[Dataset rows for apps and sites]
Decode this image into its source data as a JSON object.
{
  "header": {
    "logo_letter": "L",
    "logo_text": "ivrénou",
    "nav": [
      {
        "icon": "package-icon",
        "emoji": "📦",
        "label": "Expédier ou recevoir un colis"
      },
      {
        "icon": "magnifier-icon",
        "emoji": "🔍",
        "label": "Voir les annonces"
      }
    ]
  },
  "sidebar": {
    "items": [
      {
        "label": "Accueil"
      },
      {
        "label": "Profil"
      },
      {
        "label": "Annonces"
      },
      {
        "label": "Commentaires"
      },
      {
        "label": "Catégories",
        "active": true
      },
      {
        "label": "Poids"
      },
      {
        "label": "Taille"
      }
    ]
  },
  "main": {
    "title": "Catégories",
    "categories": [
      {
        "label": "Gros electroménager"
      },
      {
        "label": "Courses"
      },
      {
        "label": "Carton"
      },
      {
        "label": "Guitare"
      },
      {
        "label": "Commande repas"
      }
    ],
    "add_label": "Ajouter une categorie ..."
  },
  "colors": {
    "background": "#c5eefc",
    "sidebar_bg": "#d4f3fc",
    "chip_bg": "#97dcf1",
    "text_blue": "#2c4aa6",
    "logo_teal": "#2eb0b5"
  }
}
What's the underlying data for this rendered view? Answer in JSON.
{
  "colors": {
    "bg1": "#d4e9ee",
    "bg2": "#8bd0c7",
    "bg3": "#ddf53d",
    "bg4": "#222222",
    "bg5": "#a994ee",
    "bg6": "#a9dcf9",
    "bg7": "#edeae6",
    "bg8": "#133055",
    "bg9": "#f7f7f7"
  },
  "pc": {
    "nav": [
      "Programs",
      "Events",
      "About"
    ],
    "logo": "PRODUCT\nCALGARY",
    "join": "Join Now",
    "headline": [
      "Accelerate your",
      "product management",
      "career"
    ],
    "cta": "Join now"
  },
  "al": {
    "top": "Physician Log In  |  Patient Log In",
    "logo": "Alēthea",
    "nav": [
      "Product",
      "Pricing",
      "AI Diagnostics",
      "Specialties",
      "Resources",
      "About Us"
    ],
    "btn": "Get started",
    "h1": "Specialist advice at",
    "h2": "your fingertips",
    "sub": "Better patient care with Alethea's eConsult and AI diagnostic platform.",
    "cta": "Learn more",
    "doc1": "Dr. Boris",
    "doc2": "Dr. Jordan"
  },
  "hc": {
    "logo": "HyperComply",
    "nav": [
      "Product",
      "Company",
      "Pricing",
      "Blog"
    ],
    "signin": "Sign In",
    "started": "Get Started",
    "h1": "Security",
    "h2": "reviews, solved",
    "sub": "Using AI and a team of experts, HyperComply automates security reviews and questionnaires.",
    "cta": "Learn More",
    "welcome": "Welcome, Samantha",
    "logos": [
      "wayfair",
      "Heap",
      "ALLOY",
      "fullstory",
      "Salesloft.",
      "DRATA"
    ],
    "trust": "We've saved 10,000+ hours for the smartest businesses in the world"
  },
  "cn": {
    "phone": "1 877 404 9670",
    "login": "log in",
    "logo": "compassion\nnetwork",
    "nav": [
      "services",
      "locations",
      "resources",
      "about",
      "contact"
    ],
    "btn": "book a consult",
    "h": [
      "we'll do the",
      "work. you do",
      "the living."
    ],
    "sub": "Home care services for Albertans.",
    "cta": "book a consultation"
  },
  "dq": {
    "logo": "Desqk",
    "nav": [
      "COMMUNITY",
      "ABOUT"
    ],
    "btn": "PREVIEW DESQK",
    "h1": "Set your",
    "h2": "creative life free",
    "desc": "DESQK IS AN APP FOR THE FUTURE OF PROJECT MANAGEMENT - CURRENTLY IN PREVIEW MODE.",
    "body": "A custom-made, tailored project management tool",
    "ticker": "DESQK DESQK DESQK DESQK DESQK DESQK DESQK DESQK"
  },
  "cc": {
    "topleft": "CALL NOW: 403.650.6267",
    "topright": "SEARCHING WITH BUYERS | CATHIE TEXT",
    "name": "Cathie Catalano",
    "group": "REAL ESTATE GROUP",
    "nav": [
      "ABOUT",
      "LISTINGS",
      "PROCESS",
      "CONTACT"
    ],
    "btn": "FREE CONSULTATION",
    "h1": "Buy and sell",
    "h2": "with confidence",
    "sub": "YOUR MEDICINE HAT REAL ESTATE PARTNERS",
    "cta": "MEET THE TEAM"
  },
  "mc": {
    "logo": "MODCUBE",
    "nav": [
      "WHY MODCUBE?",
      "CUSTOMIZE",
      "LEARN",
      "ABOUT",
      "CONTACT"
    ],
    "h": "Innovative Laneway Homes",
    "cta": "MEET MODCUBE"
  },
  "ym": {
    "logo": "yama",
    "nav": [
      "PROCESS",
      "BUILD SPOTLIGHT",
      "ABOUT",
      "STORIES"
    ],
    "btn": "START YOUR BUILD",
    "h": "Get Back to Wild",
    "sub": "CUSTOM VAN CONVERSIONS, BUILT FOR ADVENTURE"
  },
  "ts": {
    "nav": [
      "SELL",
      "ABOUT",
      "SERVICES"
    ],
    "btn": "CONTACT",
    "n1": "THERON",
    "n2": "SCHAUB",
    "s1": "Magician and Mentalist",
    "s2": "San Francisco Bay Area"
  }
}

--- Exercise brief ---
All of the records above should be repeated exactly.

--- Exercise answer ---
Decode this image into its source data as a JSON object.
{
  "header": {
    "logo_letter": "L",
    "logo_text": "ivrénou",
    "nav": [
      {
        "icon": "package-icon",
        "emoji": "📦",
        "label": "Expédier ou recevoir un colis"
      },
      {
        "icon": "magnifier-icon",
        "emoji": "🔍",
        "label": "Voir les annonces"
      }
    ]
  },
  "sidebar": {
    "items": [
      {
        "label": "Accueil"
      },
      {
        "label": "Profil"
      },
      {
        "label": "Annonces"
      },
      {
        "label": "Commentaires"
      },
      {
        "label": "Catégories",
        "active": true
      },
      {
        "label": "Poids"
      },
      {
        "label": "Taille"
      }
    ]
  },
  "main": {
    "title": "Catégories",
    "categories": [
      {
        "label": "Gros electroménager"
      },
      {
        "label": "Courses"
      },
      {
        "label": "Carton"
      },
      {
        "label": "Guitare"
      },
      {
        "label": "Commande repas"
      }
    ],
    "add_label": "Ajouter une categorie ..."
  },
  "colors": {
    "background": "#c5eefc",
    "sidebar_bg": "#d4f3fc",
    "chip_bg": "#97dcf1",
    "text_blue": "#2c4aa6",
    "logo_teal": "#2eb0b5"
  }
}
What's the underlying data for this rendered view? Answer in JSON.
{
  "colors": {
    "bg1": "#d4e9ee",
    "bg2": "#8bd0c7",
    "bg3": "#ddf53d",
    "bg4": "#222222",
    "bg5": "#a994ee",
    "bg6": "#a9dcf9",
    "bg7": "#edeae6",
    "bg8": "#133055",
    "bg9": "#f7f7f7"
  },
  "pc": {
    "nav": [
      "Programs",
      "Events",
      "About"
    ],
    "logo": "PRODUCT\nCALGARY",
    "join": "Join Now",
    "headline": [
      "Accelerate your",
      "product management",
      "career"
    ],
    "cta": "Join now"
  },
  "al": {
    "top": "Physician Log In  |  Patient Log In",
    "logo": "Alēthea",
    "nav": [
      "Product",
      "Pricing",
      "AI Diagnostics",
      "Specialties",
      "Resources",
      "About Us"
    ],
    "btn": "Get started",
    "h1": "Specialist advice at",
    "h2": "your fingertips",
    "sub": "Better patient care with Alethea's eConsult and AI diagnostic platform.",
    "cta": "Learn more",
    "doc1": "Dr. Boris",
    "doc2": "Dr. Jordan"
  },
  "hc": {
    "logo": "HyperComply",
    "nav": [
      "Product",
      "Company",
      "Pricing",
      "Blog"
    ],
    "signin": "Sign In",
    "started": "Get Started",
    "h1": "Security",
    "h2": "reviews, solved",
    "sub": "Using AI and a team of experts, HyperComply automates security reviews and questionnaires.",
    "cta": "Learn More",
    "welcome": "Welcome, Samantha",
    "logos": [
      "wayfair",
      "Heap",
      "ALLOY",
      "fullstory",
      "Salesloft.",
      "DRATA"
    ],
    "trust": "We've saved 10,000+ hours for the smartest businesses in the world"
  },
  "cn": {
    "phone": "1 877 404 9670",
    "login": "log in",
    "logo": "compassion\nnetwork",
    "nav": [
      "services",
      "locations",
      "resources",
      "about",
      "contact"
    ],
    "btn": "book a consult",
    "h": [
      "we'll do the",
      "work. you do",
      "the living."
    ],
    "sub": "Home care services for Albertans.",
    "cta": "book a consultation"
  },
  "dq": {
    "logo": "Desqk",
    "nav": [
      "COMMUNITY",
      "ABOUT"
    ],
    "btn": "PREVIEW DESQK",
    "h1": "Set your",
    "h2": "creative life free",
    "desc": "DESQK IS AN APP FOR THE FUTURE OF PROJECT MANAGEMENT - CURRENTLY IN PREVIEW MODE.",
    "body": "A custom-made, tailored project management tool",
    "ticker": "DESQK DESQK DESQK DESQK DESQK DESQK DESQK DESQK"
  },
  "cc": {
    "topleft": "CALL NOW: 403.650.6267",
    "topright": "SEARCHING WITH BUYERS | CATHIE TEXT",
    "name": "Cathie Catalano",
    "group": "REAL ESTATE GROUP",
    "nav": [
      "ABOUT",
      "LISTINGS",
      "PROCESS",
      "CONTACT"
    ],
    "btn": "FREE CONSULTATION",
    "h1": "Buy and sell",
    "h2": "with confidence",
    "sub": "YOUR MEDICINE HAT REAL ESTATE PARTNERS",
    "cta": "MEET THE TEAM"
  },
  "mc": {
    "logo": "MODCUBE",
    "nav": [
      "WHY MODCUBE?",
      "CUSTOMIZE",
      "LEARN",
      "ABOUT",
      "CONTACT"
    ],
    "h": "Innovative Laneway Homes",
    "cta": "MEET MODCUBE"
  },
  "ym": {
    "logo": "yama",
    "nav": [
      "PROCESS",
      "BUILD SPOTLIGHT",
      "ABOUT",
      "STORIES"
    ],
    "btn": "START YOUR BUILD",
    "h": "Get Back to Wild",
    "sub": "CUSTOM VAN CONVERSIONS, BUILT FOR ADVENTURE"
  },
  "ts": {
    "nav": [
      "SELL",
      "ABOUT",
      "SERVICES"
    ],
    "btn": "CONTACT",
    "n1": "THERON",
    "n2": "SCHAUB",
    "s1": "Magician and Mentalist",
    "s2": "San Francisco Bay Area"
  }
}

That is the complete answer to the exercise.